The Swiss Homebrewing Society (SHS) was founded in 1994 by enthusiastic people eager to share their knowledge and spread their passion. The society quickly grew and many members eventually started their own commercial or part-time breweries. The annual beer contest of the SHS was organized by SIOS between 1995 and 2005. Since 2006, both contests are separated.

The «Interessengemeinschaft unabhängiger Schweizer Brauereien» (Interest Group of Independent Swiss breweries) was founded in 1990 with two goals: the preservation of the indenpendence of its members and the promotion of the regional beer diversity. Among the 32 members, we can find 12 traditional breweries (the largest being Locher) all of them also members of the Swiss breweries association.

The ABO – Association des Buveurs d’Orge – was founded in Vevey back in 1991. Originally just a group of students wanting to party, this association earned gradually some credit due to the dedication and knowledge of a handful of members. Clinically dead since more than 10 years, the central section of Vevey closed in 2020. Only the section in the canton of Valais remains, refusing for now to unplug.

La Fête de la Bière, the first beer festival in the country took place in 1992 in Vevey and was initiated by the ABO. At first a showplace of the international beers imported by Amstein, it made place progressively to the new Swiss microbreweries.

The «Gesellschaft zur Förderung der Biervielfalt» (Society for the promotion of beer diversity) was founded in 1992 and is actually Swiss member of the European Beer Consumer Union.

the «premieres”

I would like to finish this post on a list of first happenings. Of course, I am aware that before being produced commercially by registered breweries, most beer styles mentioned below have probably been brewed by home brewers in the nineties or even during the late eighties.

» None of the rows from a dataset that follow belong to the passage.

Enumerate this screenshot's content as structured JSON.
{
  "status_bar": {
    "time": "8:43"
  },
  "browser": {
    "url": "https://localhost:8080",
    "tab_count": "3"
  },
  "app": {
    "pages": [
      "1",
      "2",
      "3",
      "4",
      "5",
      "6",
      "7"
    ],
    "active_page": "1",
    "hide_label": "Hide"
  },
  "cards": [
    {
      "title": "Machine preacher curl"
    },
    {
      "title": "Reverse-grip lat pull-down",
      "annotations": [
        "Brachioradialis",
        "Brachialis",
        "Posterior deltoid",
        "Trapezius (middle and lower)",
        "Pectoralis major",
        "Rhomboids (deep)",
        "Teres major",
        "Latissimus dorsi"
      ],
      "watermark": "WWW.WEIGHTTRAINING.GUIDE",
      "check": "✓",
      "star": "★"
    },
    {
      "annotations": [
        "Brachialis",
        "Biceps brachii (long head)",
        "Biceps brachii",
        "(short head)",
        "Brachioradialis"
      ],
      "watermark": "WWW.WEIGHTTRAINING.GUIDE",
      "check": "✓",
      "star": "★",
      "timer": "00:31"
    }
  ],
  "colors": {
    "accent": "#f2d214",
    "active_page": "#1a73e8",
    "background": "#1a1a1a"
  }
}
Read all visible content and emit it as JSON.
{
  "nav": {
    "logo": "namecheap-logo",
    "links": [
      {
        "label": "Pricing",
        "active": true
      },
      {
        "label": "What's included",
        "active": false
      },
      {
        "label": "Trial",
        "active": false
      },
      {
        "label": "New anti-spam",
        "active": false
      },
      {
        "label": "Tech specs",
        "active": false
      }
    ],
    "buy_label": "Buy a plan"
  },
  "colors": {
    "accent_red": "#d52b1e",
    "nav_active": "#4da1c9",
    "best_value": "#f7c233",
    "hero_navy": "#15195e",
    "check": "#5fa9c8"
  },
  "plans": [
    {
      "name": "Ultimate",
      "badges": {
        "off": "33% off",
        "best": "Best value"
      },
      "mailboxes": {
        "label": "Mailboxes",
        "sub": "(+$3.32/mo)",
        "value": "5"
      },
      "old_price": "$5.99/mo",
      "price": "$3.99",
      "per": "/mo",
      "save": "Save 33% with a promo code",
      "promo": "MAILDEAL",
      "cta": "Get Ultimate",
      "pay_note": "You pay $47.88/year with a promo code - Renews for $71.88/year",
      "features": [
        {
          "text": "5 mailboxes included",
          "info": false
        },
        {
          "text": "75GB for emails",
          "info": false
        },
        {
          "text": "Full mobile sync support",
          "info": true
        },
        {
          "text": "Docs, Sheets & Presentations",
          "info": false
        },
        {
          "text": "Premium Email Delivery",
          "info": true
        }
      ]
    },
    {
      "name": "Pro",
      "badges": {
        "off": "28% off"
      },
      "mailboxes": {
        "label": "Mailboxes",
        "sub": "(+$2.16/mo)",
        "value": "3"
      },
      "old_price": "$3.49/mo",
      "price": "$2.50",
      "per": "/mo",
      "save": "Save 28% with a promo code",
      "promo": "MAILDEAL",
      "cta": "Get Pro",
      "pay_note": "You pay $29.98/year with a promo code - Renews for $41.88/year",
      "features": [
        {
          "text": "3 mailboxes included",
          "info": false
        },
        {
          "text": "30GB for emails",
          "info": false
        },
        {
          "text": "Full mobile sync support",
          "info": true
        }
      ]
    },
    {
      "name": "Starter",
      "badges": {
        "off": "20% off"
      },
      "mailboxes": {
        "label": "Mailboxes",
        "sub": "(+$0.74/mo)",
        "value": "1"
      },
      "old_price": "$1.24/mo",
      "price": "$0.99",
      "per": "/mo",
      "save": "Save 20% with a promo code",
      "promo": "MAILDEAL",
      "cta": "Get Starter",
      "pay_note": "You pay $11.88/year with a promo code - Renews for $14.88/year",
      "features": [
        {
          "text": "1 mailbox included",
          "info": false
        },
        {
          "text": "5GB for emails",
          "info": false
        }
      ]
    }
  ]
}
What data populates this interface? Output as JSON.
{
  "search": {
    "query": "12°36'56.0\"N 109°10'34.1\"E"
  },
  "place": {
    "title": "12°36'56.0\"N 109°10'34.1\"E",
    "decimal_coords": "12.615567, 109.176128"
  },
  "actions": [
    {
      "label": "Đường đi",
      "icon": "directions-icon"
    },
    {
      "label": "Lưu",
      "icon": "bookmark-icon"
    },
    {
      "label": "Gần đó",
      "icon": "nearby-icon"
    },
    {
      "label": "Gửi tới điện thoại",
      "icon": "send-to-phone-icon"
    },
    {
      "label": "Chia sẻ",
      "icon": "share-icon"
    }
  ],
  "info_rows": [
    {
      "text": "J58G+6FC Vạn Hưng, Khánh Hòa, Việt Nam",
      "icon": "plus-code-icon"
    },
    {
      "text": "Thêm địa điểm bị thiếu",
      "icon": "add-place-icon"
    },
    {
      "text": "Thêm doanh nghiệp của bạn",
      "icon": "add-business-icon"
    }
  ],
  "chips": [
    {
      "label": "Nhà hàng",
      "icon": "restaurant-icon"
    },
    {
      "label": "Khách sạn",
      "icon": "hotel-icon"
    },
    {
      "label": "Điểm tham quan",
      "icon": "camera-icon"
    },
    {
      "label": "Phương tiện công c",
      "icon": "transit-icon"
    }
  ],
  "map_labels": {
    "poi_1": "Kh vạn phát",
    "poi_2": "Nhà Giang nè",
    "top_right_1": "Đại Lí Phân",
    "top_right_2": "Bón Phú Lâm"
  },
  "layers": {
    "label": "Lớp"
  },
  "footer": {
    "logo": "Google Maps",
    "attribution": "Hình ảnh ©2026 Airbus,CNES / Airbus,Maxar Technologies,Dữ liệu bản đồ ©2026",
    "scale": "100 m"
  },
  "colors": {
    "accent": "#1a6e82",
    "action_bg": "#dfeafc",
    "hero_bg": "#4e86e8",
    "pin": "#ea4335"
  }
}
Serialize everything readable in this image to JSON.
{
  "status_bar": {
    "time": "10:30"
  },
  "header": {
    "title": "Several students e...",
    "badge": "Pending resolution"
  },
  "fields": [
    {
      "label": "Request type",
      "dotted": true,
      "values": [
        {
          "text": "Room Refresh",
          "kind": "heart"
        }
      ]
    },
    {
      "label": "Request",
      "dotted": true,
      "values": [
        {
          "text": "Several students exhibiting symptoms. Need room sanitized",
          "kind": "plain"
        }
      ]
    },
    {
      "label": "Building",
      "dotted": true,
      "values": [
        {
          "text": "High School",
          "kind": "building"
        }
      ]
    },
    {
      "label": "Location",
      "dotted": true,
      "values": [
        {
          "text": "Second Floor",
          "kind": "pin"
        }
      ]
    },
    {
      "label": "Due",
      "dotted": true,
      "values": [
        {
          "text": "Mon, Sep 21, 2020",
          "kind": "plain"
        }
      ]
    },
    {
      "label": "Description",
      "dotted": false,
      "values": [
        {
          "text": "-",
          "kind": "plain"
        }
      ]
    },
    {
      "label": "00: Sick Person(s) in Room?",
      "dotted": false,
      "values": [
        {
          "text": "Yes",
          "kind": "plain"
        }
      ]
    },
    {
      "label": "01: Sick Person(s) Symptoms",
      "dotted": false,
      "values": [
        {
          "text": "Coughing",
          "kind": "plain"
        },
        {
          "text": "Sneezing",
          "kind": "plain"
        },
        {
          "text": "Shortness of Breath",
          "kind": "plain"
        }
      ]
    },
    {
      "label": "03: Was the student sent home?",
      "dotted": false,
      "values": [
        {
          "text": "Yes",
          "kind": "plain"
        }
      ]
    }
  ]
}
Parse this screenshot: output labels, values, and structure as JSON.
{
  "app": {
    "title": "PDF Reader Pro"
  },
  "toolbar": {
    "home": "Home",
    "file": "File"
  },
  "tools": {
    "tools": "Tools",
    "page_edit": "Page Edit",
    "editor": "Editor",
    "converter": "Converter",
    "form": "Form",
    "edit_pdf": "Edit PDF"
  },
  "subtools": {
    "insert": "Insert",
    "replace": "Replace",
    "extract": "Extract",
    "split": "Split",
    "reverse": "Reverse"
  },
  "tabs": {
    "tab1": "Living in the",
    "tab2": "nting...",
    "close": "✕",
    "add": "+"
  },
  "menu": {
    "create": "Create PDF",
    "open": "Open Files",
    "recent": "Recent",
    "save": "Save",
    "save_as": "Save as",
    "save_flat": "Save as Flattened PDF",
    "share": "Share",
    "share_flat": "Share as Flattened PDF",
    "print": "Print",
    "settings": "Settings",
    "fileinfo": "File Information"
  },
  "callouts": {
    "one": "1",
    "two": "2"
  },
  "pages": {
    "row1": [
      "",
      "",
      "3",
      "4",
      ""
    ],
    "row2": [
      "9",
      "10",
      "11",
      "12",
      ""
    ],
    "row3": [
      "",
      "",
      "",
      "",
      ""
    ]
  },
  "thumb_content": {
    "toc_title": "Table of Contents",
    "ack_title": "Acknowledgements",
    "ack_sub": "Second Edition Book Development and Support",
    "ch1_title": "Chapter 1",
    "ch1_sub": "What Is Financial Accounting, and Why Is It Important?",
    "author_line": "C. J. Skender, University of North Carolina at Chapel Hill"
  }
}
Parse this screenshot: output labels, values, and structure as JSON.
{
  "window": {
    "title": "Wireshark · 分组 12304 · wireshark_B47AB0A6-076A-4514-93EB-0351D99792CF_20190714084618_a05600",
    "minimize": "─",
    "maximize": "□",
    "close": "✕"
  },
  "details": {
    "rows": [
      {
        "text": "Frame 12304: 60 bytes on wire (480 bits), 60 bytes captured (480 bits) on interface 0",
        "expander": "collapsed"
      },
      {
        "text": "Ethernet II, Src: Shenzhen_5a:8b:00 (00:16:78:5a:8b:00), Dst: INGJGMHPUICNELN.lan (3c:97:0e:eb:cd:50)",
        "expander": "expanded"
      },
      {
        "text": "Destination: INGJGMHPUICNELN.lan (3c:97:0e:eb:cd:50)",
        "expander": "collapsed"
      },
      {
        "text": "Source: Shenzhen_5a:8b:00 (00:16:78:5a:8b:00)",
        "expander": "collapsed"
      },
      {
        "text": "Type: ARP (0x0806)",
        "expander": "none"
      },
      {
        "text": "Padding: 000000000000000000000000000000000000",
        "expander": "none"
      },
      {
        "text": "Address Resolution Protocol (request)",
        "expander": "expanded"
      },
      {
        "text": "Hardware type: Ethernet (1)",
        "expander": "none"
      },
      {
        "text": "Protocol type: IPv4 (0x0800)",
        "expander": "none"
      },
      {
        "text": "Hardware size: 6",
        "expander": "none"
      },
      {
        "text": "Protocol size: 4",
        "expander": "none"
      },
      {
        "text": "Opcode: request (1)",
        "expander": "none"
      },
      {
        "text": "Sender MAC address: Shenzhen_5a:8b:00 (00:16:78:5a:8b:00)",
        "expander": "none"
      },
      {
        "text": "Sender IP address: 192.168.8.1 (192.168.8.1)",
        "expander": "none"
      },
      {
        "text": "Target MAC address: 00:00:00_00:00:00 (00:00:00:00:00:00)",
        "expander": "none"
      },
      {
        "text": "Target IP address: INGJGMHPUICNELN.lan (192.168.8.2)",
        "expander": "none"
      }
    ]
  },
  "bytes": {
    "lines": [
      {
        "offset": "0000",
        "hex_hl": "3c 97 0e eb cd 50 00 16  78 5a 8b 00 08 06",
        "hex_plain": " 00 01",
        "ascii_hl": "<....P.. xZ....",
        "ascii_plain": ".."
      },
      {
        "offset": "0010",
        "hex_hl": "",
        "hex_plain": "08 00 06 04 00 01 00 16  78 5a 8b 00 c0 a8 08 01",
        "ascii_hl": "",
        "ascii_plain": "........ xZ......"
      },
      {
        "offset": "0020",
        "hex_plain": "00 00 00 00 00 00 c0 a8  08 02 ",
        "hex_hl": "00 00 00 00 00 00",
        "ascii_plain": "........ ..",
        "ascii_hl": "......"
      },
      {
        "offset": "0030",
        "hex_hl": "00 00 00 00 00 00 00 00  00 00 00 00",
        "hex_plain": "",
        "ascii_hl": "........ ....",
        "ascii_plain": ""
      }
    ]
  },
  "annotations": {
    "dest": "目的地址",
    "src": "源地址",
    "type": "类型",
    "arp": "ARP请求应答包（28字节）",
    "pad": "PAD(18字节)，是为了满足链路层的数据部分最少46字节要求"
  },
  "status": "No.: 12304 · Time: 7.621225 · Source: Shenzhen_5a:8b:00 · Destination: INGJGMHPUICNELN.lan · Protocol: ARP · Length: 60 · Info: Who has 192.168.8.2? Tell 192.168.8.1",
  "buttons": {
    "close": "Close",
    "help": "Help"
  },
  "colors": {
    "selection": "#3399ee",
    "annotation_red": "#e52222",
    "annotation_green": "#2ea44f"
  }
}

Nevertheless, this list will show some important milestones and probably recall memories to some of you.

  • 1999 first Stout: Brasserie Artisanale de Fribourg Old Cat
  • 2000 first Porter: Faiseurs de Bière Sido’s Porter
  • 2002 first IPA: Bäre-Bräu Hopfenbombe (for more details on this style, see
  • 2005 first Sour: BFM Abbaye de Saint Bon-Chien
  • 2008 first Berliner Weisse: BeSte Knut
  • 2010 first Swiss collab, between Hegaustross and Brauage du Garage à la Plage: Scheissbier.
  • 2010 first Grape Ale: Trois Dames l’Amoureuse
  • 2011 first international collab, between BFM and Terrapin: Spike & Jérôme
  • 2014 first Gose : Bodensee Julchen
  • 2017 first New England IPA : Barbière NEIPA

Please feel free to comment or contact me if you have seen any mistake or if you feel I missed some important matters for this initial timeline of craft beer in Switzerland.